MARXIST INTERNET ARCHIVE | Other Documents

    Charles Bettelheim

    The Transition to Socialist Economy

    [ Part 1 -- Preface, Forward, Chs.1 and 2 ]

    Translated from the French by
    Brian Pearce

The Harvester Press Limited © 1975
First published in France as
La transition vers l'économie socialiste
by François Maspero, 1968

 


Prepared © for the Internet by David J. Romagnolo,djr@marx2mao.org  (August 2002)

Contents


[ - Part 1 - ]

Preface to the English Edition

9


Forward


11


Chapter One   The problematic of the economy of transition


13

I
II
III


Present state of theory.
Proposals on terminology.
A fundamental feature of the transition period.

14
19
24


Chapter Two   The socio-economic framework and the
   organisation of social planning


 
31

I
 
II
III
IV
V


A general survey of the mode of organisation of present-day
planned economies.
Some passages from Marx and Engels.
The nature of the problems to be studied.
The diversity of forms of property in the means of production.
The commodity categories within the state sector.


31
32
33
34
37


1
 
2
3
 
4

The commodity character of part of the production of the state
sector.
The requirements of calculation.
The conditions for the disappearance of commodity categories,
according to Stalin's Economic Problems . . .
Discussion of the preceding theses.


37
38
 
39
40

VI
 


Statisation, socialisation and taking over of the means of
production by society.


42


1
2
 
3
 

The social implications of state ownership.
Statisation, socialisation, domination of the productive forces
by society.
Adaptation of property forms to the level of development and
the character of the productive forces.

43
 
44
 
47


(a)
(b)
 

The more or less social nature of the productive forces.
The degree of socialisation of the productive forces and the
levels and forms of ownership of the means of production.

48
 
50

4
 

The production-relations within the state sector of the socialist
economy.


55


(a)

Planned obligations to buy and sell.

56



(b)
 
(c)

Centralised economic management of certain branches of
production.
Vertical integration of economic activities.


60
65

5

Economic subject and juridical subject.

71


(a)

Determining the economic subjects.

72


(1)
 
(2)
 
(3)
 

Internal structuring of economic subjects and working
groups.
Economic hierarchy and administrative or political
subordination.
Economic subjects, planning authorities and admini-
strative orders.


76
 
82
 
83

(b)

Contractual relations.

86


(1)
(2)
(3)
(4)

Contracts for buying and selling.
Labour contracts.
Credit contracts.
Co-operation contracts.

86
87
87
88

(c)
 
(d)

The nature of the decisions to be taken by the different
economic subjects and social authorities.
The different types of hierarchy.


88

6
 

Some problems of planning connected with the existence of eco-
nomic subjects


94

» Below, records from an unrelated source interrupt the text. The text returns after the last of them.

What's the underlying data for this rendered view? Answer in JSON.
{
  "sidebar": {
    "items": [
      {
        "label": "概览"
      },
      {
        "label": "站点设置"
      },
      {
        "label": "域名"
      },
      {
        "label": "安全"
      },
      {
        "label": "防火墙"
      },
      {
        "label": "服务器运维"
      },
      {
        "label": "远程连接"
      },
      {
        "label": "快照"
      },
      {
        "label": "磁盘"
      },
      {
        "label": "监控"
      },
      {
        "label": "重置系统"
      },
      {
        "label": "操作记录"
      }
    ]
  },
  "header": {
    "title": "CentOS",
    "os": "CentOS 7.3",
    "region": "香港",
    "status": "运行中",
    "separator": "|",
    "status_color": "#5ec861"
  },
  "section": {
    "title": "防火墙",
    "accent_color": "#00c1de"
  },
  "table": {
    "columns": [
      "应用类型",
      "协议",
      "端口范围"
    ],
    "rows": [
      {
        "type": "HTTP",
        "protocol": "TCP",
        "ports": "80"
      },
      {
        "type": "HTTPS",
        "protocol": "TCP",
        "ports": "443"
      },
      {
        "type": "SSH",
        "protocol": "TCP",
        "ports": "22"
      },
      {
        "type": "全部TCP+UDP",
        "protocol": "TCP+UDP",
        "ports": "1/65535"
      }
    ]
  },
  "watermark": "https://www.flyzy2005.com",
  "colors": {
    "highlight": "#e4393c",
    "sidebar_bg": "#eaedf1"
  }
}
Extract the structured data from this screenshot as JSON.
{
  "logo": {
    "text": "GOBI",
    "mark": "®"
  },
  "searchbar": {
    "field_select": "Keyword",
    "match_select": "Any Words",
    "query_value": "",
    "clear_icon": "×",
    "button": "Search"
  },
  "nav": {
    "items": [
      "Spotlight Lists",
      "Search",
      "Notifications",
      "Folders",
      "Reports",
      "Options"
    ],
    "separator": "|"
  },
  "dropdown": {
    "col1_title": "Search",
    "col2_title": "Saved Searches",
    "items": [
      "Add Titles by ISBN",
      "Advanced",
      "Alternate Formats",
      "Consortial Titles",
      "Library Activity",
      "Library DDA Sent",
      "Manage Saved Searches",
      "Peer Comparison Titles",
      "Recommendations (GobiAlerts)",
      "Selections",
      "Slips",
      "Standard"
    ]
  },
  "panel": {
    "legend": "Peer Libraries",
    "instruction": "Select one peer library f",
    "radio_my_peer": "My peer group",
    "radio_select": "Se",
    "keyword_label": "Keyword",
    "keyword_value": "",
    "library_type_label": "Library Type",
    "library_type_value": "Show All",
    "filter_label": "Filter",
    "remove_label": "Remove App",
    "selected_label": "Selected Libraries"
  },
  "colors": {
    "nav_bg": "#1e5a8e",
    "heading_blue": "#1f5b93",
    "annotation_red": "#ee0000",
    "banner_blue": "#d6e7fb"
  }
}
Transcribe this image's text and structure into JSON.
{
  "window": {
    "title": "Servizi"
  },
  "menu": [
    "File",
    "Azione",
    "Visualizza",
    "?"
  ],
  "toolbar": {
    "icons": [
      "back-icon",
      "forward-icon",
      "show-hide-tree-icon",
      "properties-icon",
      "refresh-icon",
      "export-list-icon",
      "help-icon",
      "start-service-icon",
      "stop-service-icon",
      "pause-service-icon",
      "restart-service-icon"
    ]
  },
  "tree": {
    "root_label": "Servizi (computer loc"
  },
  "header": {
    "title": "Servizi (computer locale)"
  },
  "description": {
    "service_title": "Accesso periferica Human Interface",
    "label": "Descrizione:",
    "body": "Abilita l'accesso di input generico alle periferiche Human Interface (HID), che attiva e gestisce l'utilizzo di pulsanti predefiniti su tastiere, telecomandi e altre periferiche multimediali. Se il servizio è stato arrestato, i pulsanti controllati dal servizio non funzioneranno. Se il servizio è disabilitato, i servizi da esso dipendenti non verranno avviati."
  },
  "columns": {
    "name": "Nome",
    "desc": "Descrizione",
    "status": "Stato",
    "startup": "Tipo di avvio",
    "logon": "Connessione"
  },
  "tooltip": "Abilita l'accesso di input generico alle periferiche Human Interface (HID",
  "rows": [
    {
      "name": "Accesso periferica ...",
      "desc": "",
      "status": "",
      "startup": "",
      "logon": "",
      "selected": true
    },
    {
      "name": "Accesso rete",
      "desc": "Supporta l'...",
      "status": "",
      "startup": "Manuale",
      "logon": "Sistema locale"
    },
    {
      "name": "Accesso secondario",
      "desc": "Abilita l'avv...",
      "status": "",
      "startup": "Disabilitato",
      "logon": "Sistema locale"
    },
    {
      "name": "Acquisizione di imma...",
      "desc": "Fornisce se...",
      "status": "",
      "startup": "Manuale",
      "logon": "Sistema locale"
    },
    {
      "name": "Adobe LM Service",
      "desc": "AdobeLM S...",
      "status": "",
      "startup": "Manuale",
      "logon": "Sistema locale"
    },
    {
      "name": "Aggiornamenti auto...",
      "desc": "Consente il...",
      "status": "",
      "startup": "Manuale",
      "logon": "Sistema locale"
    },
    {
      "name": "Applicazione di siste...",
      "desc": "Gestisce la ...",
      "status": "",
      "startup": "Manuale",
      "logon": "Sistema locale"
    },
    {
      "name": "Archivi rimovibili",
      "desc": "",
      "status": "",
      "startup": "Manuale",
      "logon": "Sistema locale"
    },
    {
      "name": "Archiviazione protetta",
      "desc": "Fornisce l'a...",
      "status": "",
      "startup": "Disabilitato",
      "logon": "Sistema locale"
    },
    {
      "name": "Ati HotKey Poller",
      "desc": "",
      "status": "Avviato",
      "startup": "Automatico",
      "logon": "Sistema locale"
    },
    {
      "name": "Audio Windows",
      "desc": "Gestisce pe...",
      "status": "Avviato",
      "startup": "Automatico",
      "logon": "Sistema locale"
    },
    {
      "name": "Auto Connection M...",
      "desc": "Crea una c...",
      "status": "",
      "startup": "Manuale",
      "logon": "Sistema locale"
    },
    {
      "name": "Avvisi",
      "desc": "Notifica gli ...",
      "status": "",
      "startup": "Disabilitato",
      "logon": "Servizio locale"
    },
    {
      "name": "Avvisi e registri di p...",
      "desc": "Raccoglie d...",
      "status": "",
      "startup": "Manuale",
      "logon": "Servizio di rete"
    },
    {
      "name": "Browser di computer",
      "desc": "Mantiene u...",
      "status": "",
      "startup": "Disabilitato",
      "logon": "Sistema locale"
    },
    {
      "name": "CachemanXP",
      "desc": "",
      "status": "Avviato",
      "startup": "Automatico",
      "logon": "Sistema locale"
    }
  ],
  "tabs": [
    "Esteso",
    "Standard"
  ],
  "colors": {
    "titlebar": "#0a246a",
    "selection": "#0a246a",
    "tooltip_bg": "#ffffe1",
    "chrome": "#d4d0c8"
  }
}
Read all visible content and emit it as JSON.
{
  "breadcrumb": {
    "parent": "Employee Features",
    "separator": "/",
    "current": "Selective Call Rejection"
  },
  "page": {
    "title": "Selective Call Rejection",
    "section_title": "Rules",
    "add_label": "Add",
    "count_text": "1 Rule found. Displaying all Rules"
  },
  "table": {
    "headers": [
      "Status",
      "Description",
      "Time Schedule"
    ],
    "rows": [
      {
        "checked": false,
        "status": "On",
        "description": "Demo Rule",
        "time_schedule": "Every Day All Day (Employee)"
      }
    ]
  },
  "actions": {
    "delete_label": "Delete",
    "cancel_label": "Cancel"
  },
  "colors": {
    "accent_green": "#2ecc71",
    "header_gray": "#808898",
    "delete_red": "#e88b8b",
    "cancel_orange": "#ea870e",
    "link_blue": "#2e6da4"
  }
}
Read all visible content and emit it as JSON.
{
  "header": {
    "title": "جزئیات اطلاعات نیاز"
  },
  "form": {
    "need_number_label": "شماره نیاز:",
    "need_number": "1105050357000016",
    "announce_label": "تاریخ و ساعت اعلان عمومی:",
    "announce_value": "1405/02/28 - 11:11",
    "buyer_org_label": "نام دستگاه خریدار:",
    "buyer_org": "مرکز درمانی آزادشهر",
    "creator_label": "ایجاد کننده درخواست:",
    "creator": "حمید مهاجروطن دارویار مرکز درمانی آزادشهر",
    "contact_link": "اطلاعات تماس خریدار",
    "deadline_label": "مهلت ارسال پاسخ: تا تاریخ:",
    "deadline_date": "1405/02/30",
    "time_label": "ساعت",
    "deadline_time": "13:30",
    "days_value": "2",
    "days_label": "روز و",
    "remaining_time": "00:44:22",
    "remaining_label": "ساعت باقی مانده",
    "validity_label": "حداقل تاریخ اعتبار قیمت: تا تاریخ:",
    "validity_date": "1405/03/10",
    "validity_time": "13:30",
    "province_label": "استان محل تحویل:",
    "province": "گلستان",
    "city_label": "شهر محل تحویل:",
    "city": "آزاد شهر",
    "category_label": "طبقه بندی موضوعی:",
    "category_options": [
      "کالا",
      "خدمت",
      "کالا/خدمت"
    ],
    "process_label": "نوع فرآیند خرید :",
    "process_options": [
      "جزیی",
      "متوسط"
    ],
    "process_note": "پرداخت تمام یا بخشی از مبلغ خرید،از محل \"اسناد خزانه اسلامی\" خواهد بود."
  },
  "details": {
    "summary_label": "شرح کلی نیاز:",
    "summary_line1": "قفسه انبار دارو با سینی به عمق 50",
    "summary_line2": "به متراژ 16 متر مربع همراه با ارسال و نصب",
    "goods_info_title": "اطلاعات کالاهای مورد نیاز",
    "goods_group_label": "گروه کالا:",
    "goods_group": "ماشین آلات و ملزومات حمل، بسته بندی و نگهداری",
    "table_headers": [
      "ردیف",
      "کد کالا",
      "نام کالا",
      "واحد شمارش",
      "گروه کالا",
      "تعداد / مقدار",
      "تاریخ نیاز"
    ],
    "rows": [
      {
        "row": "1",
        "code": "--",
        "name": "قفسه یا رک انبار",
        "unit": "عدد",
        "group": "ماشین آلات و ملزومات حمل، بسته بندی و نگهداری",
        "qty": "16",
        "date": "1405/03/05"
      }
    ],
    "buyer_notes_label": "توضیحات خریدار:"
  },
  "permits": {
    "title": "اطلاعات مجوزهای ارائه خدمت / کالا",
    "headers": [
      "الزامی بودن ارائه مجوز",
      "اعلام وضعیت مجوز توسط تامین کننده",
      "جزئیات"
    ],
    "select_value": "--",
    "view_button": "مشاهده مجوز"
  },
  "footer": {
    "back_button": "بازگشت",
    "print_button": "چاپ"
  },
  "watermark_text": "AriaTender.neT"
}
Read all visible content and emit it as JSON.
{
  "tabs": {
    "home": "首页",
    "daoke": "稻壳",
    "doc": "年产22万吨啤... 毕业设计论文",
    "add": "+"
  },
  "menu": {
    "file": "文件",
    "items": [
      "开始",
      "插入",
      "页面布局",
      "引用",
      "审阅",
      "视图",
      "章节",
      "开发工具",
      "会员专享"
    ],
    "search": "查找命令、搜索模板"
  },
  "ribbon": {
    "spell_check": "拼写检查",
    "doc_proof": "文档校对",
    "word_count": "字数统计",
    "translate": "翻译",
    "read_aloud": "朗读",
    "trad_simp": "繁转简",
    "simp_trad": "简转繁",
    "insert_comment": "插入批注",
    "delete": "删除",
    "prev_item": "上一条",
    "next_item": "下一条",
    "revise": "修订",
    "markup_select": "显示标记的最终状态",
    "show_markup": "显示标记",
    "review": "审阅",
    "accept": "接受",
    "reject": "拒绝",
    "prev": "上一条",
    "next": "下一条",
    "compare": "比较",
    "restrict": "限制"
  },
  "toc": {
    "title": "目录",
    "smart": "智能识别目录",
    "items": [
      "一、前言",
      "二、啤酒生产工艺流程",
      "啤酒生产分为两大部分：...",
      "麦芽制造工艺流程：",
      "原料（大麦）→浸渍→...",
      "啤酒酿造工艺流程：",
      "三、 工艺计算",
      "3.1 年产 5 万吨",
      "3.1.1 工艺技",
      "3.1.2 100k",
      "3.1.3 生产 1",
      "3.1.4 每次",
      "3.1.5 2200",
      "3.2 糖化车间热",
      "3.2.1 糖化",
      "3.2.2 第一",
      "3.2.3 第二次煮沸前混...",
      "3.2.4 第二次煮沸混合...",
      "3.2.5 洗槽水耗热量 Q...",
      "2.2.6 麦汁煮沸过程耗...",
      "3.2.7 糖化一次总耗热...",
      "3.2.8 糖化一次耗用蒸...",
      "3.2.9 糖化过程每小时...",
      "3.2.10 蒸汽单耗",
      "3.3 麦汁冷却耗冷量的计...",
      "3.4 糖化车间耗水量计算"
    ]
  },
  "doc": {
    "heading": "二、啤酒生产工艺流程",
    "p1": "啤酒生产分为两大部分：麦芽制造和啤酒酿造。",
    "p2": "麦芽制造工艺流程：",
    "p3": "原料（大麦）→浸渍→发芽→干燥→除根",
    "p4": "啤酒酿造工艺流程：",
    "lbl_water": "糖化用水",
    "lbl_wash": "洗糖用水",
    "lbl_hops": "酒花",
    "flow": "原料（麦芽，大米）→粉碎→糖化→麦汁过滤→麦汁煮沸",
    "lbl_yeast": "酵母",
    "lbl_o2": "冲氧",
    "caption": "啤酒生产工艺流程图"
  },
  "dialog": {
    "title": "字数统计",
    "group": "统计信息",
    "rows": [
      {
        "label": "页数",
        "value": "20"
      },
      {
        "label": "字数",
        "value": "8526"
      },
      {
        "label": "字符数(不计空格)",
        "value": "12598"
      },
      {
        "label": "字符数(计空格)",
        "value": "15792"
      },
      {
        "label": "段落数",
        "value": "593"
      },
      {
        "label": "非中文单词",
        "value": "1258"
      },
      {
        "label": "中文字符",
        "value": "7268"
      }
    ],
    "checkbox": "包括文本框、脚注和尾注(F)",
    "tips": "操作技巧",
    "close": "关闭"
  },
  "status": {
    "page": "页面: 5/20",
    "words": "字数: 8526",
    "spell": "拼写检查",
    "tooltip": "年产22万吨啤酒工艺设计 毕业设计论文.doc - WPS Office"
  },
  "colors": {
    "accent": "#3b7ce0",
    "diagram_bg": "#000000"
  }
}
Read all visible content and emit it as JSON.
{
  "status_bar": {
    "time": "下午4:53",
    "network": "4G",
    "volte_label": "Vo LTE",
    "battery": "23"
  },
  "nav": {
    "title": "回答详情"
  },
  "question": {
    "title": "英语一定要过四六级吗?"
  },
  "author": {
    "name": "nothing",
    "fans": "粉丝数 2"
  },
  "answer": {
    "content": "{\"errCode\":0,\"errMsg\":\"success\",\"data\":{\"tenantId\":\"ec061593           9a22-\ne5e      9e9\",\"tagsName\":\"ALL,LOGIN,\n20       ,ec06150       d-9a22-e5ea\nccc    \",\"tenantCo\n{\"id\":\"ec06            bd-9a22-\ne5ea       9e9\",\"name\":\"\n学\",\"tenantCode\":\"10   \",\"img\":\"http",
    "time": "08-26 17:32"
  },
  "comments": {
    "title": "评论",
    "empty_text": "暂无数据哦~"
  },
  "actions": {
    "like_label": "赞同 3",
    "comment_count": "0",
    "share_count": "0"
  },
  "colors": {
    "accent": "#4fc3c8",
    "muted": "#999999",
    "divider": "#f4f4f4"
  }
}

(a)
 

The role played by economic subjects in the drawing up of
plans.


94


(1)
(2)
 

Procedures for consultation and participation.
Some factors influencing the content of the draft plan
prepared by an enterprise.

95
 
97

(b)
 

Some contradictions or weaknesses in the present practice
of business accounting and planning at enterprise level.


98

(c)
 

The degree of exactness and the more or less obligatory
character of enterprise plans.


101


(1)
(2)
(3)

Investments without security.
The annual character of the plans.
The quantitative indices.

101
103
103

(d)
 

Methods used by the planning organs to lay down produc-
tion targets.


104

(e)

Methods of crrying out the plans.

105

Conclusion

107